YOUR TASK: Go through the data underneath and copy every line exactly.

EXTRACTED INFORMATION:
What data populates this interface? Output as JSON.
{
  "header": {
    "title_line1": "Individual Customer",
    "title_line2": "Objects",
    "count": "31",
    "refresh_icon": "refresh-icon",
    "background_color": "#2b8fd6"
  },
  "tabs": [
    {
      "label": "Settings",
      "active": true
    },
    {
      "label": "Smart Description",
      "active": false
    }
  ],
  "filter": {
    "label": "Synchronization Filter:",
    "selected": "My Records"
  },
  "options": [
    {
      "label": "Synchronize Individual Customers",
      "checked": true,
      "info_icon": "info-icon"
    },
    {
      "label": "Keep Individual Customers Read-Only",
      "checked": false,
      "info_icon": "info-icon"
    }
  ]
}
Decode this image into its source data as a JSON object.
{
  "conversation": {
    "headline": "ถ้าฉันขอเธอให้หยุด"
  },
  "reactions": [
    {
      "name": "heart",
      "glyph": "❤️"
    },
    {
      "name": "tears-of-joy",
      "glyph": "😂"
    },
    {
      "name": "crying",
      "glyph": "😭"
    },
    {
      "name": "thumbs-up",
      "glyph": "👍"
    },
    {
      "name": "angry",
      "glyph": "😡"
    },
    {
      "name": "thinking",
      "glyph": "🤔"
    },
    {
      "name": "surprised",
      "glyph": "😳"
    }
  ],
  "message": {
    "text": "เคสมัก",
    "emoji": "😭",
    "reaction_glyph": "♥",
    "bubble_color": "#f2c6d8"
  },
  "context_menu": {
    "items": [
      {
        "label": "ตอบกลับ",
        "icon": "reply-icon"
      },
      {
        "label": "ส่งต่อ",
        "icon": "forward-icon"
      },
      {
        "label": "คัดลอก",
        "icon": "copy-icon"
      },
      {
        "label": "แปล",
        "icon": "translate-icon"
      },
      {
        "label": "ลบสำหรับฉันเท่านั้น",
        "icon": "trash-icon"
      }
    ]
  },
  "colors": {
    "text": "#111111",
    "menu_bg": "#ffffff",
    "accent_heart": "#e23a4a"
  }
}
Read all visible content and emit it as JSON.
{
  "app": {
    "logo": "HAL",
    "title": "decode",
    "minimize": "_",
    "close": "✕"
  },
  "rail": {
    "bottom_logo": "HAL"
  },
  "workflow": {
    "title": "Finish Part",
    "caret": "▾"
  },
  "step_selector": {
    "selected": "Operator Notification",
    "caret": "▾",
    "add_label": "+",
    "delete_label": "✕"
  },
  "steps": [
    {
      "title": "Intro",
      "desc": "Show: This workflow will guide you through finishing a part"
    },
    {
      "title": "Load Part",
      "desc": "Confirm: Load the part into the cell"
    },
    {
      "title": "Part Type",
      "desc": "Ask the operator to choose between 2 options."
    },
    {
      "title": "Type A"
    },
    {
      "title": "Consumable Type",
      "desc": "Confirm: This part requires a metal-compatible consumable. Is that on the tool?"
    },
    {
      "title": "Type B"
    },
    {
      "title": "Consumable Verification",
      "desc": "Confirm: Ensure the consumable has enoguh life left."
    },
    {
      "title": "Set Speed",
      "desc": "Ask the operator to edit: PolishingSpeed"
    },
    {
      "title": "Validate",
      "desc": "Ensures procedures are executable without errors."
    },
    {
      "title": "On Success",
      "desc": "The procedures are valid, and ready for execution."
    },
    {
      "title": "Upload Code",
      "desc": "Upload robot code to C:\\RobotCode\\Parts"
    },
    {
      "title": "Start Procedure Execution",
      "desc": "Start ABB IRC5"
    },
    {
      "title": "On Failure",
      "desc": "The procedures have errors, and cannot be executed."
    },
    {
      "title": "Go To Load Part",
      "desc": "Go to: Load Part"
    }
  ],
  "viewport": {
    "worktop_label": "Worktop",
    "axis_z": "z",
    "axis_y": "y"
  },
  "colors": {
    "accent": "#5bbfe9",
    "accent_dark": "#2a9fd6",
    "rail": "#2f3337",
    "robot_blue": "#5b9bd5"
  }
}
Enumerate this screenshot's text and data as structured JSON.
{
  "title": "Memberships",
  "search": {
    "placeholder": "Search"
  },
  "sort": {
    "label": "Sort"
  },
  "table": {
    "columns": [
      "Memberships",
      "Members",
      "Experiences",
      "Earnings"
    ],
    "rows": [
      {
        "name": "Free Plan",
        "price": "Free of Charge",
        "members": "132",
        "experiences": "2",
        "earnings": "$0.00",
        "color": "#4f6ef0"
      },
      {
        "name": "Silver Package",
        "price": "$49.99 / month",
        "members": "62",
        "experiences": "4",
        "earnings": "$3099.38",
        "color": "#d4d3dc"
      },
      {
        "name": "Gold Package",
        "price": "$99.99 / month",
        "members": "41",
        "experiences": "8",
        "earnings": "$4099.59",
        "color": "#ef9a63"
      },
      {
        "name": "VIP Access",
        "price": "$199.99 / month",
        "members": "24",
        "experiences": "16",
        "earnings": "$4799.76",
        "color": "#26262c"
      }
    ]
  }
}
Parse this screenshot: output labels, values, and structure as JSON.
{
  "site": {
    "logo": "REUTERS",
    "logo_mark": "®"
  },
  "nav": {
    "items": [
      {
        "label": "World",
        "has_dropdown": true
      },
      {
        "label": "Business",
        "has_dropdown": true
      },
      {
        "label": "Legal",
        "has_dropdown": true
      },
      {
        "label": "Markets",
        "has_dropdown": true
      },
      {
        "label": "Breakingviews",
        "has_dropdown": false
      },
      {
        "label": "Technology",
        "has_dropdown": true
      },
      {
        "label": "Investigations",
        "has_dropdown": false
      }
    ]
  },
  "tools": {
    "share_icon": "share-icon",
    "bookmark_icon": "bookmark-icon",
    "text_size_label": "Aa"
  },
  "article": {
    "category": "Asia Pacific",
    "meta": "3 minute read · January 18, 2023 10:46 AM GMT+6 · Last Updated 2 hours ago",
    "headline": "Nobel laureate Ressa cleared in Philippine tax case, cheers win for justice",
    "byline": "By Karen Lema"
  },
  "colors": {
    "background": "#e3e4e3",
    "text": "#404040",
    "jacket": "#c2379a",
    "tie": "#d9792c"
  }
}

PROBLEM SOLUTION:
What data populates this interface? Output as JSON.
{
  "header": {
    "title_line1": "Individual Customer",
    "title_line2": "Objects",
    "count": "31",
    "refresh_icon": "refresh-icon",
    "background_color": "#2b8fd6"
  },
  "tabs": [
    {
      "label": "Settings",
      "active": true
    },
    {
      "label": "Smart Description",
      "active": false
    }
  ],
  "filter": {
    "label": "Synchronization Filter:",
    "selected": "My Records"
  },
  "options": [
    {
      "label": "Synchronize Individual Customers",
      "checked": true,
      "info_icon": "info-icon"
    },
    {
      "label": "Keep Individual Customers Read-Only",
      "checked": false,
      "info_icon": "info-icon"
    }
  ]
}
Decode this image into its source data as a JSON object.
{
  "conversation": {
    "headline": "ถ้าฉันขอเธอให้หยุด"
  },
  "reactions": [
    {
      "name": "heart",
      "glyph": "❤️"
    },
    {
      "name": "tears-of-joy",
      "glyph": "😂"
    },
    {
      "name": "crying",
      "glyph": "😭"
    },
    {
      "name": "thumbs-up",
      "glyph": "👍"
    },
    {
      "name": "angry",
      "glyph": "😡"
    },
    {
      "name": "thinking",
      "glyph": "🤔"
    },
    {
      "name": "surprised",
      "glyph": "😳"
    }
  ],
  "message": {
    "text": "เคสมัก",
    "emoji": "😭",
    "reaction_glyph": "♥",
    "bubble_color": "#f2c6d8"
  },
  "context_menu": {
    "items": [
      {
        "label": "ตอบกลับ",
        "icon": "reply-icon"
      },
      {
        "label": "ส่งต่อ",
        "icon": "forward-icon"
      },
      {
        "label": "คัดลอก",
        "icon": "copy-icon"
      },
      {
        "label": "แปล",
        "icon": "translate-icon"
      },
      {
        "label": "ลบสำหรับฉันเท่านั้น",
        "icon": "trash-icon"
      }
    ]
  },
  "colors": {
    "text": "#111111",
    "menu_bg": "#ffffff",
    "accent_heart": "#e23a4a"
  }
}
Read all visible content and emit it as JSON.
{
  "app": {
    "logo": "HAL",
    "title": "decode",
    "minimize": "_",
    "close": "✕"
  },
  "rail": {
    "bottom_logo": "HAL"
  },
  "workflow": {
    "title": "Finish Part",
    "caret": "▾"
  },
  "step_selector": {
    "selected": "Operator Notification",
    "caret": "▾",
    "add_label": "+",
    "delete_label": "✕"
  },
  "steps": [
    {
      "title": "Intro",
      "desc": "Show: This workflow will guide you through finishing a part"
    },
    {
      "title": "Load Part",
      "desc": "Confirm: Load the part into the cell"
    },
    {
      "title": "Part Type",
      "desc": "Ask the operator to choose between 2 options."
    },
    {
      "title": "Type A"
    },
    {
      "title": "Consumable Type",
      "desc": "Confirm: This part requires a metal-compatible consumable. Is that on the tool?"
    },
    {
      "title": "Type B"
    },
    {
      "title": "Consumable Verification",
      "desc": "Confirm: Ensure the consumable has enoguh life left."
    },
    {
      "title": "Set Speed",
      "desc": "Ask the operator to edit: PolishingSpeed"
    },
    {
      "title": "Validate",
      "desc": "Ensures procedures are executable without errors."
    },
    {
      "title": "On Success",
      "desc": "The procedures are valid, and ready for execution."
    },
    {
      "title": "Upload Code",
      "desc": "Upload robot code to C:\\RobotCode\\Parts"
    },
    {
      "title": "Start Procedure Execution",
      "desc": "Start ABB IRC5"
    },
    {
      "title": "On Failure",
      "desc": "The procedures have errors, and cannot be executed."
    },
    {
      "title": "Go To Load Part",
      "desc": "Go to: Load Part"
    }
  ],
  "viewport": {
    "worktop_label": "Worktop",
    "axis_z": "z",
    "axis_y": "y"
  },
  "colors": {
    "accent": "#5bbfe9",
    "accent_dark": "#2a9fd6",
    "rail": "#2f3337",
    "robot_blue": "#5b9bd5"
  }
}
Enumerate this screenshot's text and data as structured JSON.
{
  "title": "Memberships",
  "search": {
    "placeholder": "Search"
  },
  "sort": {
    "label": "Sort"
  },
  "table": {
    "columns": [
      "Memberships",
      "Members",
      "Experiences",
      "Earnings"
    ],
    "rows": [
      {
        "name": "Free Plan",
        "price": "Free of Charge",
        "members": "132",
        "experiences": "2",
        "earnings": "$0.00",
        "color": "#4f6ef0"
      },
      {
        "name": "Silver Package",
        "price": "$49.99 / month",
        "members": "62",
        "experiences": "4",
        "earnings": "$3099.38",
        "color": "#d4d3dc"
      },
      {
        "name": "Gold Package",
        "price": "$99.99 / month",
        "members": "41",
        "experiences": "8",
        "earnings": "$4099.59",
        "color": "#ef9a63"
      },
      {
        "name": "VIP Access",
        "price": "$199.99 / month",
        "members": "24",
        "experiences": "16",
        "earnings": "$4799.76",
        "color": "#26262c"
      }
    ]
  }
}
Parse this screenshot: output labels, values, and structure as JSON.
{
  "site": {
    "logo": "REUTERS",
    "logo_mark": "®"
  },
  "nav": {
    "items": [
      {
        "label": "World",
        "has_dropdown": true
      },
      {
        "label": "Business",
        "has_dropdown": true
      },
      {
        "label": "Legal",
        "has_dropdown": true
      },
      {
        "label": "Markets",
        "has_dropdown": true
      },
      {
        "label": "Breakingviews",
        "has_dropdown": false
      },
      {
        "label": "Technology",
        "has_dropdown": true
      },
      {
        "label": "Investigations",
        "has_dropdown": false
      }
    ]
  },
  "tools": {
    "share_icon": "share-icon",
    "bookmark_icon": "bookmark-icon",
    "text_size_label": "Aa"
  },
  "article": {
    "category": "Asia Pacific",
    "meta": "3 minute read · January 18, 2023 10:46 AM GMT+6 · Last Updated 2 hours ago",
    "headline": "Nobel laureate Ressa cleared in Philippine tax case, cheers win for justice",
    "byline": "By Karen Lema"
  },
  "colors": {
    "background": "#e3e4e3",
    "text": "#404040",
    "jacket": "#c2379a",
    "tie": "#d9792c"
  }
}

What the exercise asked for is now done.